Typically in a two-parent, intact family, both parents have legal decision-making authority. However, when a couple divorces or separates and have children together, they must make arrangements for child custody and access.
Types of Child Custody in Ontario
Custody is the legal right to make important decisions about a child’s care and upbringing. This can include the child’s education, health care, religious upbringing, extracurricular activities, and day-to-day concerns such as dietary and sleep needs, schooling, and social activities.
Understandably, some of the most challenging decisions that need to be made while going through a divorce or separation concern the children. Who will the children live with? Who will have custody? What happens if the parents cannot agree? Below, you will find tips on the key differences between the types of child custody, which include sole or full custody, joint custody, shared custody, and split custody.
Sole Custody or Full Custody

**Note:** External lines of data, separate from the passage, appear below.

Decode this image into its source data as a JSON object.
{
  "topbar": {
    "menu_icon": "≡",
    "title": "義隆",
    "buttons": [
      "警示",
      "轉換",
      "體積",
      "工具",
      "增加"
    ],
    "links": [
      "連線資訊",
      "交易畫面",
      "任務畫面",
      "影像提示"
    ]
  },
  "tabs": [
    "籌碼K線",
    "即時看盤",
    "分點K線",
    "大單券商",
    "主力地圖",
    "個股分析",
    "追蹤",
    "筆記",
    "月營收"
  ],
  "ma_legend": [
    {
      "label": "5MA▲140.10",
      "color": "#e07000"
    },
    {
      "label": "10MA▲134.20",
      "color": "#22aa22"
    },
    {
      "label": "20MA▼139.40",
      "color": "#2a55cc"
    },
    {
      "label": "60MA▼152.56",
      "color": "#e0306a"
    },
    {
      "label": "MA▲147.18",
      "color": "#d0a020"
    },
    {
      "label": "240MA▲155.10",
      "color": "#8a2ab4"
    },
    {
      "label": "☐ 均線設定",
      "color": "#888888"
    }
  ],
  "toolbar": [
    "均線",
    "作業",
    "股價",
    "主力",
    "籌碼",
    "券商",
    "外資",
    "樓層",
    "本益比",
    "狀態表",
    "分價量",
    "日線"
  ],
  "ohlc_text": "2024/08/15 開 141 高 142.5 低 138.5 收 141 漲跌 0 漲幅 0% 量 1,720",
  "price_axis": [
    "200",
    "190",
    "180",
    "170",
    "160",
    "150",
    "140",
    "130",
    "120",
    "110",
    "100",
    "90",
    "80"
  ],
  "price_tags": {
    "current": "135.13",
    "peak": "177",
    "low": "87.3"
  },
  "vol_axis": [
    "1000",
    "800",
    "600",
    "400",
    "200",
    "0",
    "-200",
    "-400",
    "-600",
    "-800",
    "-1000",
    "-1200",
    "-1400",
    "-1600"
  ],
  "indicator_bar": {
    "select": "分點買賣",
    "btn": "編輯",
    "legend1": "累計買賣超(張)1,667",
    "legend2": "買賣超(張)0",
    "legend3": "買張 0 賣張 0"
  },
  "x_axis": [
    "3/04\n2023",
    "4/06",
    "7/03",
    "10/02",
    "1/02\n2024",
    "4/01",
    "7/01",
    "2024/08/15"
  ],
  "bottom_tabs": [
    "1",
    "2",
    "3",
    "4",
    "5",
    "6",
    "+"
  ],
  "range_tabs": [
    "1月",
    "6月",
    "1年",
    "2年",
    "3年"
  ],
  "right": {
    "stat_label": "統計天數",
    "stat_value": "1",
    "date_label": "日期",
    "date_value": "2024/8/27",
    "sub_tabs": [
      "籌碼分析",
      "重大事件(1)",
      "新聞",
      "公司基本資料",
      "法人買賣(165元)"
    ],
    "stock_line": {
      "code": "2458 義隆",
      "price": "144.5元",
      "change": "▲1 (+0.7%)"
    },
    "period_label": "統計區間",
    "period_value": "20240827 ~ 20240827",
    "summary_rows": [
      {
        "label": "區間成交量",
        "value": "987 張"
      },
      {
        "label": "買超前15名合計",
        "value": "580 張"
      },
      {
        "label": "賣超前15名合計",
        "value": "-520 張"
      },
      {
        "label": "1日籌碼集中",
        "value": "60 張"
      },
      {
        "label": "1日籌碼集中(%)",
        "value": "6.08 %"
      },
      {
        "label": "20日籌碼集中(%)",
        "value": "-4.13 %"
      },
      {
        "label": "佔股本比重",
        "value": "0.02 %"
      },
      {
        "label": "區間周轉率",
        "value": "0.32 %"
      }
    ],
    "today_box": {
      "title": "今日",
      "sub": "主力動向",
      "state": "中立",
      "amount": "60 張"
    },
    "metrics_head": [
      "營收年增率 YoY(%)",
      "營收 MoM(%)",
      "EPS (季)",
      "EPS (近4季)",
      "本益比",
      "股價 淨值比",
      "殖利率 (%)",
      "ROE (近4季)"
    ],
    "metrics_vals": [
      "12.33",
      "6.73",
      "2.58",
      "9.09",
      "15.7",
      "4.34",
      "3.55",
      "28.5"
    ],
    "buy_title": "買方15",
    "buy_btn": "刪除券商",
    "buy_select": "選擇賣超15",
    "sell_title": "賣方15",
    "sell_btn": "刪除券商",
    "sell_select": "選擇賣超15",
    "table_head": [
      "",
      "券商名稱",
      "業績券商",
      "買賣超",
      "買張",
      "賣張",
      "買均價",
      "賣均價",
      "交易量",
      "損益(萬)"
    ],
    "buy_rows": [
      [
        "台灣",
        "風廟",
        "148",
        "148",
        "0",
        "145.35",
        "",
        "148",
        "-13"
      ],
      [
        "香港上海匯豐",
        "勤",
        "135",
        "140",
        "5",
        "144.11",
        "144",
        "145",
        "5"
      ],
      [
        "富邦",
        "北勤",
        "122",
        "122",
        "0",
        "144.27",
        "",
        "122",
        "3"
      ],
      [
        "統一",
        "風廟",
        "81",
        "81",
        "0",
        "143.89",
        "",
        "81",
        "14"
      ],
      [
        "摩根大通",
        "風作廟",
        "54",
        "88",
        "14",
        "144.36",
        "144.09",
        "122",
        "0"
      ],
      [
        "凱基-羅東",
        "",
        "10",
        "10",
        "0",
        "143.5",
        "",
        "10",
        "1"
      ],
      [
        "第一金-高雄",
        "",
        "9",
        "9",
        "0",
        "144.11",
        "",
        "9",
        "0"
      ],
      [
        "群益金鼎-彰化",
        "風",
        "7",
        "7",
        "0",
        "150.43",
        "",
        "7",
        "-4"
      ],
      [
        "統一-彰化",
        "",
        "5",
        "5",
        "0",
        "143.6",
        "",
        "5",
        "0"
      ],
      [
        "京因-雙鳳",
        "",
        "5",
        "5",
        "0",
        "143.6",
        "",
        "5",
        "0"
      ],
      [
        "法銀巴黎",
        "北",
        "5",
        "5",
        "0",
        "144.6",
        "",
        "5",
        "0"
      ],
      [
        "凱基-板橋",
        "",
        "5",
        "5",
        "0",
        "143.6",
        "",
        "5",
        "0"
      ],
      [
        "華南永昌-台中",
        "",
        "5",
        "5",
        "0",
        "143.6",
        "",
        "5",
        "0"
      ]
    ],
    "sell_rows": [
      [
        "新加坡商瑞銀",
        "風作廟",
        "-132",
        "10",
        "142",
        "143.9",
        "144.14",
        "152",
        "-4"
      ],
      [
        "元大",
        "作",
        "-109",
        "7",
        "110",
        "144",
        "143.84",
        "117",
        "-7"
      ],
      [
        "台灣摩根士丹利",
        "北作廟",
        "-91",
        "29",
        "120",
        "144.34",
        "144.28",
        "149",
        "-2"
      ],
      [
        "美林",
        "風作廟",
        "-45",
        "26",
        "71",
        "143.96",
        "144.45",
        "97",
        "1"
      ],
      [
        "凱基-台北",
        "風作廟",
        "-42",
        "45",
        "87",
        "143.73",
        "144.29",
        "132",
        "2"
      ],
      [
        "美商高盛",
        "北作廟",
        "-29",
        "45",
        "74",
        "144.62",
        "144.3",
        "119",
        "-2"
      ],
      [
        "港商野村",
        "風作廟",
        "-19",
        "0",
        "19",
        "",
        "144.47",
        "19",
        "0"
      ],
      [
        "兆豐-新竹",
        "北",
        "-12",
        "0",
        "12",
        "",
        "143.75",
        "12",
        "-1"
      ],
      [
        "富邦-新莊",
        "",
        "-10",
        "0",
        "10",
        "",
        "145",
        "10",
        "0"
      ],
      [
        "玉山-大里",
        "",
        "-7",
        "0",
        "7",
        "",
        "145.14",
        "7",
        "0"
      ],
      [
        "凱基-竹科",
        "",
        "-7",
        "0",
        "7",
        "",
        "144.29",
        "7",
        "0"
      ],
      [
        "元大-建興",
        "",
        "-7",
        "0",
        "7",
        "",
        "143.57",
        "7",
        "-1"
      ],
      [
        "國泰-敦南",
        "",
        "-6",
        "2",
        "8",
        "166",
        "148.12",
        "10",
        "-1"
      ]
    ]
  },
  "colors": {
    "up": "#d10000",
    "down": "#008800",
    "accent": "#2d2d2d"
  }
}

If a parent has sole custody of a child, this means that they have the responsibility and legal authority to make major decisions about the child’s care and how the child will be raised, regardless of whether the other parent disagrees. Most commonly, the child lives with the parent who has sole custody.
Full custody is often given to only one parent when there are concerns of abuse, drug or alcohol abuse, mental illness, violence, or demonstrated poor judgment. A sole custody arrangement helps mitigate problems or limit risks in the life of the child. However, the other parent is entitled to request and be provided with information relating to matters affecting the child’s wellbeing.
Joint custody is a relatively common arrangement in which both parents are responsible for making decisions on behalf of their child. This means they must work together to agree on schedules, decisions, and other shared responsibilities. Usually, a rotating visiting schedule is created between parents in which the child shares time between the two parents equally. Typically, joint custody works best with low levels of conflict between the parents, or the parents can resolve disputes maturely.
Unlike other custody arrangements, having shared custody has to do with the amount of time the child spends with each parent to determine each parent’s respective child support obligation. Additionally, important decisions may or may not be shared with the other parent. Under the Child Support Guidelines, shared custody exists when children spend at least 40% of their time with each parent. This percentage can be composed of weekends, overnights, and parts of vacations. Shared custody is favored over joint custody when:
- One parent is often away from home for extended periods
- One parent is less financially stable than the other
- One parent is ill, injured, or unable to care for their children
Although it is not very common, split custody is an arrangement in which custody is divided between parents. If a family has two children, one child may reside with one parent, and the other resides with the other. Sometimes, the children live permanently with their respective parent, or children may rotate living with each parent. In such arrangements, both parents still share legal custody. Either way, both parents must prove to the court that split custody is in their children’s best interest. However, the courts may not grant split custody over joint custody even if both parents agree that split custody is the best choice.
Call The Family Lawyers at Cariati Law
If you are divorcing or separating, you’ll need a skilled lawyer to ensure your custody rights are protected. The lawyers at Cariati Law have the necessary skill and experience in divorce and family law to help our clients arrive at parenting arrangements that will place the children’s best interests first.